RE 222 Religions of Asia (1) – GP
A survey of the major religious traditions of Asia including Hinduism, Buddhism, Jainism, Sikhism, Confucianism, Daoism, and Shinto. This course explores the major concepts, doctrines, and practices of each tradition in historical perspective. Emphasis will be placed on the examination of cross cultural religious categories within each, such as salvation, ritual, gender, or ecology.
RE 231 Popular and Folk Religion (1)
An examination of popular and folk religions—beliefs and practices that exist among the people, apart from and alongside the theological and liturgical forms of mainline religion.
RE 235 The Abrahamic Faiths: Judaism, Christianity, and Islam (1) – ES
A study of the three major religious traditions—Judaism, Christianity, and Islam—that trace their historical and theological roots to one figure: Abraham. The objective of this course is to explore the interconnection of these traditions, a historical and theological entwinement that is vital for understanding the modern world situation.
RE 275 Buddhism (1) – GP
A study of the Buddhist traditions from the life of Buddha to modern times. The course explores the doctrines and practices of Buddhist traditions in historical and geographic context. Emphasis is placed on the how the study of Buddhism in historical context contributes to our understanding of cross-cultural categories in the study of religion as well as the concept of “religion” itself.
SO 102 Contemporary Social Problems (1) – CI
The application of sociological principles and perspectives in the analysis of current issues. The impact of social change, deviations from norms, and conflicts between social structures and social goals and values are considered in relation to social problems.
THA 111 Make-up (1) – CE
Basic techniques in application of stage make-up for the performing arts. Prerequisite: consent.
ThA 120 Beginning Acting (1) – ES or CE
An introduction to the craft of acting, including focus on clarity and creativity in communication and performance skills, and the development of character analysis skills. The course reflects a "learning by doing," "hands on" approach.
ThA 201 Theatre Practicum (½)
Practical experience in performance or technical areas of theatre by participation in College Theatre productions. May be repeated for credit. Prerequisite: consent.
ThA 210 Technical Workshop (1)
A practical course in the technical aspects of theatre.
UES 150 Introduction to Environmental Studies (1) – SM
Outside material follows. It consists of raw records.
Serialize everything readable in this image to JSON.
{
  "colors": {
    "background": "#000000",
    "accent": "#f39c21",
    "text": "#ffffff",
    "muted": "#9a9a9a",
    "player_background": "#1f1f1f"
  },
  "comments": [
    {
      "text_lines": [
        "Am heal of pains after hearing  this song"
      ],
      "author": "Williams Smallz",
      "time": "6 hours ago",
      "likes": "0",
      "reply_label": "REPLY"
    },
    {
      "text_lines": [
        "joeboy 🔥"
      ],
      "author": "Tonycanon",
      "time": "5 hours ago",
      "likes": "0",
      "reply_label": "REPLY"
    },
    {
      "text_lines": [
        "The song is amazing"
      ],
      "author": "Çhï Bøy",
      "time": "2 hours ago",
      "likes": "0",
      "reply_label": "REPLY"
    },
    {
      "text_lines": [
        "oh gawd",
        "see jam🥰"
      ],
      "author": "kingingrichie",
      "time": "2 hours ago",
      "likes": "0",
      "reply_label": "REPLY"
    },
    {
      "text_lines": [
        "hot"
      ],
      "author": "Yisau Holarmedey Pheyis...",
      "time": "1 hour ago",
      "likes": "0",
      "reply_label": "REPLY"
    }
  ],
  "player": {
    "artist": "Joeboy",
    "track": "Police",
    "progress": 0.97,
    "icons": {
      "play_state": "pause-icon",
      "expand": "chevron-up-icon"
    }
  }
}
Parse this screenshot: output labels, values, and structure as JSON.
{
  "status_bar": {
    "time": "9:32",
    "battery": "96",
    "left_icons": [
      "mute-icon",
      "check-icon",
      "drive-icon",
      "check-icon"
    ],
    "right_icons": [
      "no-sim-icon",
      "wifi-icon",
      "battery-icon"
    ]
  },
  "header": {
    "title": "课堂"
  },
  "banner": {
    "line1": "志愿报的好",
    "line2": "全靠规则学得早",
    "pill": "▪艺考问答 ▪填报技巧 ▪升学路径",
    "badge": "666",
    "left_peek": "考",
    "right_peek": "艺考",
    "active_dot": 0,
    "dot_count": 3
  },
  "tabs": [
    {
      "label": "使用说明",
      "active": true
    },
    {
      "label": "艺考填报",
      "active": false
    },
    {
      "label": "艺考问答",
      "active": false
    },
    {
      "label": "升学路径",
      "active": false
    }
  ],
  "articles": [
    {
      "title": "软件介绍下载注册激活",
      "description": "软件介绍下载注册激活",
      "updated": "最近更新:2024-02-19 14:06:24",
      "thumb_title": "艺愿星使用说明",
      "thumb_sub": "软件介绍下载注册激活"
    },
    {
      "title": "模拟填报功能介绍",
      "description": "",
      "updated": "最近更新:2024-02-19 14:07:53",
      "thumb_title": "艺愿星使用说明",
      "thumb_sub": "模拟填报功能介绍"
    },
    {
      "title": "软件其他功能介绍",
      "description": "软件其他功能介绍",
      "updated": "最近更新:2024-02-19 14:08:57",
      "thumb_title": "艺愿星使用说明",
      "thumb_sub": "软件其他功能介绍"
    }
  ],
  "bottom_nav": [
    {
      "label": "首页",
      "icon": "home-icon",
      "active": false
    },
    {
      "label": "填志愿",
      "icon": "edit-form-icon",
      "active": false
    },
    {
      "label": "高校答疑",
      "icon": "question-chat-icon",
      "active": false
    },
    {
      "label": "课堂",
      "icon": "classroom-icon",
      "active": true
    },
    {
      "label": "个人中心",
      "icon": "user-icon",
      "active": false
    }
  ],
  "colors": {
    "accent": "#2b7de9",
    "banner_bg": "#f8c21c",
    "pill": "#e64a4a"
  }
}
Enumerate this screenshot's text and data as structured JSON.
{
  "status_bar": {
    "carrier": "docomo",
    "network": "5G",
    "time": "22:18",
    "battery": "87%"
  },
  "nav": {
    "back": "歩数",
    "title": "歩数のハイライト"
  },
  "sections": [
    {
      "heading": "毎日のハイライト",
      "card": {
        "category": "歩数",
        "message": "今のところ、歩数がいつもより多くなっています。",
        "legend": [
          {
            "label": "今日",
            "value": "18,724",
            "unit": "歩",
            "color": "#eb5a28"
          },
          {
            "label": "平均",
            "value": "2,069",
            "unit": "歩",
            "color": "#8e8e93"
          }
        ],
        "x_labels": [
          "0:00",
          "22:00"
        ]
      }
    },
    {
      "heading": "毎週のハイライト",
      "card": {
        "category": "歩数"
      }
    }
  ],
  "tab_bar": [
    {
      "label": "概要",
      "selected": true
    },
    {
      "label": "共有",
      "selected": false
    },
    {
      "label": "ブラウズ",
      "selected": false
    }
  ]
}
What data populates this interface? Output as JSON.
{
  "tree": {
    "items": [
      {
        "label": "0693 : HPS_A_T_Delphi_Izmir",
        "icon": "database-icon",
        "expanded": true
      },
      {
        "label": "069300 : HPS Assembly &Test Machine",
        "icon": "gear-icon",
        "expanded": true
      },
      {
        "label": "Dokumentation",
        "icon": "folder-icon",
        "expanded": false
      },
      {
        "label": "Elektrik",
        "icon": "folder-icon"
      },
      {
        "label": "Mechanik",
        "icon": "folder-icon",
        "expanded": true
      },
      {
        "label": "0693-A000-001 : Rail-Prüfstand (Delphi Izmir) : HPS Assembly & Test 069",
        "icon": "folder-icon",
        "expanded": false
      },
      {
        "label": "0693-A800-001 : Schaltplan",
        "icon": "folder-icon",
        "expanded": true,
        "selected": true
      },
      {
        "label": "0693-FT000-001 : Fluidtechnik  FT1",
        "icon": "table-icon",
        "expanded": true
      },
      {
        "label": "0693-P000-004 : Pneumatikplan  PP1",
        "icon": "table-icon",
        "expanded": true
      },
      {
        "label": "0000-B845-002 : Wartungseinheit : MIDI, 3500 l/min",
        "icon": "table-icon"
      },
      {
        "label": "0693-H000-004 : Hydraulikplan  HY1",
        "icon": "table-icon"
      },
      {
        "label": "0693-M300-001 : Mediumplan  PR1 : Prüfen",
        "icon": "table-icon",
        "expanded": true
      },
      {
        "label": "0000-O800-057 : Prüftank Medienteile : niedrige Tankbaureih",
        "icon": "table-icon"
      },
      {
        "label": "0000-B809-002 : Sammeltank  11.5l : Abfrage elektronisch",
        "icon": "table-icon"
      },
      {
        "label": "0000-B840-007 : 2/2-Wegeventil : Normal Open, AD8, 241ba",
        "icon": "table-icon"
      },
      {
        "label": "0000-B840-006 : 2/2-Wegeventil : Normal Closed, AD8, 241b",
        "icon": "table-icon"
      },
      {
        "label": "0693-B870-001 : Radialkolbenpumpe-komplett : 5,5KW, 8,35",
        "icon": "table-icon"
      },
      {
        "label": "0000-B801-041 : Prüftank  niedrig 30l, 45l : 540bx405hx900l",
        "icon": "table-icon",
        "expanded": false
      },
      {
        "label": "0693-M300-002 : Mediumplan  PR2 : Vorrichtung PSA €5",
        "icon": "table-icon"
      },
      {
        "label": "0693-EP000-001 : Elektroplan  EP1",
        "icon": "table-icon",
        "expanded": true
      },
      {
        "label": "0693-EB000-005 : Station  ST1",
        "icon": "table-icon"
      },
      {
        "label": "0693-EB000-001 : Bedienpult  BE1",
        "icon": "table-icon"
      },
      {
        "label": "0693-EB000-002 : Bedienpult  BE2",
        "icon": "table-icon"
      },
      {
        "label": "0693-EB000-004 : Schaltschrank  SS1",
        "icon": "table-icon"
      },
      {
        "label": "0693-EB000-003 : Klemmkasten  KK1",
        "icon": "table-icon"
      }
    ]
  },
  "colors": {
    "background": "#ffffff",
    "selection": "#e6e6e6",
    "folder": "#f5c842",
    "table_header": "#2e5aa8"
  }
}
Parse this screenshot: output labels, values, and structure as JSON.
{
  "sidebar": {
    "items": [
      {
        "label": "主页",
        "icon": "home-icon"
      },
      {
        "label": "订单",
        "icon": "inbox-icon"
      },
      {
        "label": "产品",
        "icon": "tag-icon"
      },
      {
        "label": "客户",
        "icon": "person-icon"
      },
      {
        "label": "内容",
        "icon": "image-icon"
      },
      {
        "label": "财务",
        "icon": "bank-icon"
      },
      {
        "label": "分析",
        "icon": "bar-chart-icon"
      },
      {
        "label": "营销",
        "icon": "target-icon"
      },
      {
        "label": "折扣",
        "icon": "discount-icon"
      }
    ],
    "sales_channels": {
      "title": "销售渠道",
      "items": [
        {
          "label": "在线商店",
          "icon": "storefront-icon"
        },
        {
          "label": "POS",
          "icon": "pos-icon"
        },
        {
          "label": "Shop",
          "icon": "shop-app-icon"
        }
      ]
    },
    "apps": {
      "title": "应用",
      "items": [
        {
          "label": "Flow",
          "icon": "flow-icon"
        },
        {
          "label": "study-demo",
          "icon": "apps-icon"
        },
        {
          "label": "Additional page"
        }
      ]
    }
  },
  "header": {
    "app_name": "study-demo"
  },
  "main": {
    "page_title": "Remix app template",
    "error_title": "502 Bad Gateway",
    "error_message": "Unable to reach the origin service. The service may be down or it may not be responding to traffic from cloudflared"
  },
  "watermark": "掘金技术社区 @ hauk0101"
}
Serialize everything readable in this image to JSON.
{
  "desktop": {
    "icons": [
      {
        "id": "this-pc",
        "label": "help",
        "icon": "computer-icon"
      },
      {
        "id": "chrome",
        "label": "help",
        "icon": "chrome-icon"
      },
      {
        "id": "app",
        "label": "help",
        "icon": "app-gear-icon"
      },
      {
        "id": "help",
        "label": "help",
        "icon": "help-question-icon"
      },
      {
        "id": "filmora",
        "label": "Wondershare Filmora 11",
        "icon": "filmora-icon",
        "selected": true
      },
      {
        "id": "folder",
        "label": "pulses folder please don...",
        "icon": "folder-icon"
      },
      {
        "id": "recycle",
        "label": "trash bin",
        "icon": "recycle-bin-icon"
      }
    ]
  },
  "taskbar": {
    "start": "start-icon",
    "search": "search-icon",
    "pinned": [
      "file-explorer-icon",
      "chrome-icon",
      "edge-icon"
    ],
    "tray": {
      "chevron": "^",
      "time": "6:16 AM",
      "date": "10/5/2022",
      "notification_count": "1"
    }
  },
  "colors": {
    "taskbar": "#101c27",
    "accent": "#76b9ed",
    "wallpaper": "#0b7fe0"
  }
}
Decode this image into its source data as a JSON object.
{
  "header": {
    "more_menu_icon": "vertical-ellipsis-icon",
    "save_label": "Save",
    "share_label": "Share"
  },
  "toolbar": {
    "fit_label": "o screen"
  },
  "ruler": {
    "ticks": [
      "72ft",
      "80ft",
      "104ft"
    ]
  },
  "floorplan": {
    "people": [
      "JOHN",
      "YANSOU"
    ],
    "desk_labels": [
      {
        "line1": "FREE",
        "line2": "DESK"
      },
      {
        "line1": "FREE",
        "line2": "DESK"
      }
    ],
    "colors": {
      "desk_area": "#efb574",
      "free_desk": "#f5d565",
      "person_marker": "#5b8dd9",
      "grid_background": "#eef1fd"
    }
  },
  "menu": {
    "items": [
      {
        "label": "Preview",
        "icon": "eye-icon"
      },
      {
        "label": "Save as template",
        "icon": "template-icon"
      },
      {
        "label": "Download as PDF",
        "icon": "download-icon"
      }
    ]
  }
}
An interdisciplinary introduction to the complexities of environmental problems. The course provides an overview of scientific knowledge on ecology and environmental management and examines political, economic, and ethical issues involved in the attainment of a sustainable future. The course explores how an understanding of the natural and social sciences is necessary to address and solve environmental problems. Selected topics, including population growth, food shortages, pollution containment, and energy resources, are addressed.
ED 121 Strength Training (¼)
Provides students the opportunity to acquire knowledge and skill in weight training. Students benefit t from increased fitness in the areas of cardiovascular, neuro-muscular coordination, balance, flexibility, muscular endurance, and overall improved muscle tone. This course may not be repeated for credit. Student athletes may not take for credit.
ED 128 Racquetball (¼)
Introduces racquetball as a lifetime sport and wellness activity. Students will learn the basic skills, rules, and etiquette of playing the game.
ED 129 Basketball (¼)
Provides students an opportunity to develop the basic skills and fundamentals of basketball. Students will learn the rules of the game as well as terminology and strategies. Not open to members of the men’s and women’s basketball teams.